Quote the data below in full, please, without altering anything.
_ _ _ _
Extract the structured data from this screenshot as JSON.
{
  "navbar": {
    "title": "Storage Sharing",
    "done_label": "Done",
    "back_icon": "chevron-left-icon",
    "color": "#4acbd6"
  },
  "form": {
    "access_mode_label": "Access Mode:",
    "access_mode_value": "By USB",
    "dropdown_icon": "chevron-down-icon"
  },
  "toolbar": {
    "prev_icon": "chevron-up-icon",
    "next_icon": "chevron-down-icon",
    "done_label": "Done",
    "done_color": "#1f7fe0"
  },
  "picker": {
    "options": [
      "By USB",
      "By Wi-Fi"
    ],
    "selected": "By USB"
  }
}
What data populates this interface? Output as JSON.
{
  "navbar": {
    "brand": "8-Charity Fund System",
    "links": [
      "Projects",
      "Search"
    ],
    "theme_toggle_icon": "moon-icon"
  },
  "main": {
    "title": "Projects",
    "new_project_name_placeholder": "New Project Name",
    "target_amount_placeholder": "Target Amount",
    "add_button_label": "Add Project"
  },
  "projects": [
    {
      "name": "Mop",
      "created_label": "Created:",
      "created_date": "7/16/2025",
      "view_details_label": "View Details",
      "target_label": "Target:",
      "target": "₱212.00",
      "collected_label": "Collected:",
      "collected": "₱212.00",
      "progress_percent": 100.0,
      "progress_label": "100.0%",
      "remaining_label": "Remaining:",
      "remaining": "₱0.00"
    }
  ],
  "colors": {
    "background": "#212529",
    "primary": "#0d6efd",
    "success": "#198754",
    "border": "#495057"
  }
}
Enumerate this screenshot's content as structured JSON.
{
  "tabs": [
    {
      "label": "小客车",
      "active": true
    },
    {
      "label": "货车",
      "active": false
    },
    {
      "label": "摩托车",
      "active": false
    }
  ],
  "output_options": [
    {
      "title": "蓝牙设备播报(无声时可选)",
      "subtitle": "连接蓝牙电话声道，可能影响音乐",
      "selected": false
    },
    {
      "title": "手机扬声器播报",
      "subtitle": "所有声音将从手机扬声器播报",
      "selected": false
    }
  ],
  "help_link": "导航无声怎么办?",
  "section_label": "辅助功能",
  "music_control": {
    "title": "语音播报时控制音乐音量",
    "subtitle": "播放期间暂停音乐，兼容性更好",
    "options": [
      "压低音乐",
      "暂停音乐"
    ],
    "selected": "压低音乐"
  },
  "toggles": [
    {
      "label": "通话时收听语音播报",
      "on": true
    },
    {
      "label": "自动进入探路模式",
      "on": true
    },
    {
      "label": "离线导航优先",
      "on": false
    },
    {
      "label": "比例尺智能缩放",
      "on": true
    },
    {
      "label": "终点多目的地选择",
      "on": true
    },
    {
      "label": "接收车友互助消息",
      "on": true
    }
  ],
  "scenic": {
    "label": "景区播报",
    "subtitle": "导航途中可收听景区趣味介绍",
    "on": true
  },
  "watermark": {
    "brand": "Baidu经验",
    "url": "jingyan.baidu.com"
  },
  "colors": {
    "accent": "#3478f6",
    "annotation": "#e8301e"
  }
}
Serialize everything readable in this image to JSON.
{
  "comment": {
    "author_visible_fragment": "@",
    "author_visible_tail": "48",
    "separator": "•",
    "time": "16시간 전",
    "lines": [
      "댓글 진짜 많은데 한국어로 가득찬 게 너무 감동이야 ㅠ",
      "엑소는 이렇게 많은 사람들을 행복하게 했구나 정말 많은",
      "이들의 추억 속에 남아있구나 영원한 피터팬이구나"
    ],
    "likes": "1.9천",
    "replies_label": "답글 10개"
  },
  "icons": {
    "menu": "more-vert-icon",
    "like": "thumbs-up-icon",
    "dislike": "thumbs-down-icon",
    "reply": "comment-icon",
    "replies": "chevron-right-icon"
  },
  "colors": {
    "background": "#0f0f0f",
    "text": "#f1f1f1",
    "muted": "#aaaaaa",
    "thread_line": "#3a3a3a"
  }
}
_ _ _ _
- _Task result_:
Extract the structured data from this screenshot as JSON.
{
  "navbar": {
    "title": "Storage Sharing",
    "done_label": "Done",
    "back_icon": "chevron-left-icon",
    "color": "#4acbd6"
  },
  "form": {
    "access_mode_label": "Access Mode:",
    "access_mode_value": "By USB",
    "dropdown_icon": "chevron-down-icon"
  },
  "toolbar": {
    "prev_icon": "chevron-up-icon",
    "next_icon": "chevron-down-icon",
    "done_label": "Done",
    "done_color": "#1f7fe0"
  },
  "picker": {
    "options": [
      "By USB",
      "By Wi-Fi"
    ],
    "selected": "By USB"
  }
}
What data populates this interface? Output as JSON.
{
  "navbar": {
    "brand": "8-Charity Fund System",
    "links": [
      "Projects",
      "Search"
    ],
    "theme_toggle_icon": "moon-icon"
  },
  "main": {
    "title": "Projects",
    "new_project_name_placeholder": "New Project Name",
    "target_amount_placeholder": "Target Amount",
    "add_button_label": "Add Project"
  },
  "projects": [
    {
      "name": "Mop",
      "created_label": "Created:",
      "created_date": "7/16/2025",
      "view_details_label": "View Details",
      "target_label": "Target:",
      "target": "₱212.00",
      "collected_label": "Collected:",
      "collected": "₱212.00",
      "progress_percent": 100.0,
      "progress_label": "100.0%",
      "remaining_label": "Remaining:",
      "remaining": "₱0.00"
    }
  ],
  "colors": {
    "background": "#212529",
    "primary": "#0d6efd",
    "success": "#198754",
    "border": "#495057"
  }
}
Enumerate this screenshot's content as structured JSON.
{
  "tabs": [
    {
      "label": "小客车",
      "active": true
    },
    {
      "label": "货车",
      "active": false
    },
    {
      "label": "摩托车",
      "active": false
    }
  ],
  "output_options": [
    {
      "title": "蓝牙设备播报(无声时可选)",
      "subtitle": "连接蓝牙电话声道，可能影响音乐",
      "selected": false
    },
    {
      "title": "手机扬声器播报",
      "subtitle": "所有声音将从手机扬声器播报",
      "selected": false
    }
  ],
  "help_link": "导航无声怎么办?",
  "section_label": "辅助功能",
  "music_control": {
    "title": "语音播报时控制音乐音量",
    "subtitle": "播放期间暂停音乐，兼容性更好",
    "options": [
      "压低音乐",
      "暂停音乐"
    ],
    "selected": "压低音乐"
  },
  "toggles": [
    {
      "label": "通话时收听语音播报",
      "on": true
    },
    {
      "label": "自动进入探路模式",
      "on": true
    },
    {
      "label": "离线导航优先",
      "on": false
    },
    {
      "label": "比例尺智能缩放",
      "on": true
    },
    {
      "label": "终点多目的地选择",
      "on": true
    },
    {
      "label": "接收车友互助消息",
      "on": true
    }
  ],
  "scenic": {
    "label": "景区播报",
    "subtitle": "导航途中可收听景区趣味介绍",
    "on": true
  },
  "watermark": {
    "brand": "Baidu经验",
    "url": "jingyan.baidu.com"
  },
  "colors": {
    "accent": "#3478f6",
    "annotation": "#e8301e"
  }
}
Serialize everything readable in this image to JSON.
{
  "comment": {
    "author_visible_fragment": "@",
    "author_visible_tail": "48",
    "separator": "•",
    "time": "16시간 전",
    "lines": [
      "댓글 진짜 많은데 한국어로 가득찬 게 너무 감동이야 ㅠ",
      "엑소는 이렇게 많은 사람들을 행복하게 했구나 정말 많은",
      "이들의 추억 속에 남아있구나 영원한 피터팬이구나"
    ],
    "likes": "1.9천",
    "replies_label": "답글 10개"
  },
  "icons": {
    "menu": "more-vert-icon",
    "like": "thumbs-up-icon",
    "dislike": "thumbs-down-icon",
    "reply": "comment-icon",
    "replies": "chevron-right-icon"
  },
  "colors": {
    "background": "#0f0f0f",
    "text": "#f1f1f1",
    "muted": "#aaaaaa",
    "thread_line": "#3a3a3a"
  }
}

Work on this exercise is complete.